The input:
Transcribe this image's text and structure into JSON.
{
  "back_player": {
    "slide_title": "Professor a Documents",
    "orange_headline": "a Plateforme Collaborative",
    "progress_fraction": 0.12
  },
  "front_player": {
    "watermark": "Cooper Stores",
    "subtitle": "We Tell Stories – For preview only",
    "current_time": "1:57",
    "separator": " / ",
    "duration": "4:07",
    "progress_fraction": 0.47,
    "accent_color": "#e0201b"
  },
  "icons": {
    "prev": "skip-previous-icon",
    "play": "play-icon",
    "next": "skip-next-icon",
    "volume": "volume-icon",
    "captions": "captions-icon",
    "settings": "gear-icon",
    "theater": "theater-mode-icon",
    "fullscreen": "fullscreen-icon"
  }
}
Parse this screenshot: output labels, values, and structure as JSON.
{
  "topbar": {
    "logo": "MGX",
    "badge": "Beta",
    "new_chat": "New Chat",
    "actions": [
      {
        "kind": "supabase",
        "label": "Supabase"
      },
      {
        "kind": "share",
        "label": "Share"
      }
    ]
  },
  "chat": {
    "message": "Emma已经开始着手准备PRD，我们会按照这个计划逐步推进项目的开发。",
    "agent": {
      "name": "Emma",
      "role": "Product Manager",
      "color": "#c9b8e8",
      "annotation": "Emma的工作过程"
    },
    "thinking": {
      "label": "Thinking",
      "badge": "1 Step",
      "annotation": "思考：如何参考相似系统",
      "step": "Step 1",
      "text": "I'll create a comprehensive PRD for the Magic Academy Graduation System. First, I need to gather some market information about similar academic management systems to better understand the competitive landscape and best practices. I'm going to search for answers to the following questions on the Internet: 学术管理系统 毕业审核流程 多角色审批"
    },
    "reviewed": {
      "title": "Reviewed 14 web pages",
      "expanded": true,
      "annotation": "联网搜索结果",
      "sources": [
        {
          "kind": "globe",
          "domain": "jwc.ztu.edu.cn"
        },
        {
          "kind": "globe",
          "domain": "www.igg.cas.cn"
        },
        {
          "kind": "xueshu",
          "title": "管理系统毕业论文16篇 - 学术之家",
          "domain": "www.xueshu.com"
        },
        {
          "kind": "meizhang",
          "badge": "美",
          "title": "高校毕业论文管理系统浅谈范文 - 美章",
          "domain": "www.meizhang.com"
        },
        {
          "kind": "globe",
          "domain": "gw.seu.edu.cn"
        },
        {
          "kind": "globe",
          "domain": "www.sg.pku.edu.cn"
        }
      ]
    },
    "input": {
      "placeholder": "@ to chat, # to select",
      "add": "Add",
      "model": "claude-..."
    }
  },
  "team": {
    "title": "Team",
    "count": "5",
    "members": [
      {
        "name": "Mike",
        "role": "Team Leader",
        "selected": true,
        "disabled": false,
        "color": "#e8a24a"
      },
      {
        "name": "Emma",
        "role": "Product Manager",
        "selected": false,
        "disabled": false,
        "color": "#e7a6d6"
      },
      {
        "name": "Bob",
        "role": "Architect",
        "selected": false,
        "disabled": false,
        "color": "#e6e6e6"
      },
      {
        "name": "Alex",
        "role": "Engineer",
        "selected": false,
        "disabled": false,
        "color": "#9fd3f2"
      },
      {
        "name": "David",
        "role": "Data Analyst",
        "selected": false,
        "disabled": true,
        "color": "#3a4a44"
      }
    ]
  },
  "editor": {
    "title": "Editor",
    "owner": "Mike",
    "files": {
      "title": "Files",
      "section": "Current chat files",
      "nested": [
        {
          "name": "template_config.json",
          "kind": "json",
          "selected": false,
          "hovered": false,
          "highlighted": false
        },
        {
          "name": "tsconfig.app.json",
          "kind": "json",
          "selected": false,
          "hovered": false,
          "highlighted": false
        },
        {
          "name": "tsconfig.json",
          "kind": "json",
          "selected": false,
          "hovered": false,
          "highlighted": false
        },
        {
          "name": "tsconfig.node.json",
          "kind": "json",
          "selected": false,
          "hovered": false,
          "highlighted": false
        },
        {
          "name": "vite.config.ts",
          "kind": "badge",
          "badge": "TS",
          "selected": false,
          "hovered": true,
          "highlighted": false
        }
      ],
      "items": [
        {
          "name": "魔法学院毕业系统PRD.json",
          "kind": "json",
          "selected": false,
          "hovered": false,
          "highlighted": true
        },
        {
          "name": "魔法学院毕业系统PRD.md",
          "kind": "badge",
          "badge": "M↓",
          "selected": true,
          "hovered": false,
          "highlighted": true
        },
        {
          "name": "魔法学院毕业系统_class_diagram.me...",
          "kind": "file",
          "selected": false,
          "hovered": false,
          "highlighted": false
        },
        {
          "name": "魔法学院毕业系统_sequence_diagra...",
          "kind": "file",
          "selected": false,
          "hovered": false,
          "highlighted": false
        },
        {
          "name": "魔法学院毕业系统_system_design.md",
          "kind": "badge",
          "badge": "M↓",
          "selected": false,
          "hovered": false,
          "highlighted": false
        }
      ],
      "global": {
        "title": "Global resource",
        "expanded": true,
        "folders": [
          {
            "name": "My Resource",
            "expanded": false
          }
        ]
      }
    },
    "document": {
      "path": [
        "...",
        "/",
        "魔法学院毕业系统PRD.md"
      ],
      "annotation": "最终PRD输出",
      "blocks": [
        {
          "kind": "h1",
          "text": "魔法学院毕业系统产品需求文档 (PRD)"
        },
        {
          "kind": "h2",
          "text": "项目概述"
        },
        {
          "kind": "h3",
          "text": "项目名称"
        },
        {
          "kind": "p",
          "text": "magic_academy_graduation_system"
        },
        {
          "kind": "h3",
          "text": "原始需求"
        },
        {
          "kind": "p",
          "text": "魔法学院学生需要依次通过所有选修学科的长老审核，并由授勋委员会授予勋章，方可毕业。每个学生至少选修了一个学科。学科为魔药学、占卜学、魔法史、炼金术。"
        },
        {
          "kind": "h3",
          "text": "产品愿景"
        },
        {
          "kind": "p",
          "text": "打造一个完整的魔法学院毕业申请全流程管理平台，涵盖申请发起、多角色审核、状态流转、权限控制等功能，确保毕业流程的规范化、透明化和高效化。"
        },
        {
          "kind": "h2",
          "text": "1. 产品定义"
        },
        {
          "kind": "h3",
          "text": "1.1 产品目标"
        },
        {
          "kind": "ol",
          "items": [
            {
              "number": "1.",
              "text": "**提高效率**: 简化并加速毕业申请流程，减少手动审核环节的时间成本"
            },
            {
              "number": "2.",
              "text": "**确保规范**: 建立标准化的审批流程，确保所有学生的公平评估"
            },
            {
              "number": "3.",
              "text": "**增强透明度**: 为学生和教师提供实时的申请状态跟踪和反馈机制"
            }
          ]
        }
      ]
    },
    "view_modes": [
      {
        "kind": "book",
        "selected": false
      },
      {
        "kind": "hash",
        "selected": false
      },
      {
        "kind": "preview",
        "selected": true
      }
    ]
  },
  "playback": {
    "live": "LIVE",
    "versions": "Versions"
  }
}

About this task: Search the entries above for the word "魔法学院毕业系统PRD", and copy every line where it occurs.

Task answer:
          "name": "魔法学院毕业系统PRD.json",
          "name": "魔法学院毕业系统PRD.md",
        "魔法学院毕业系统PRD.md"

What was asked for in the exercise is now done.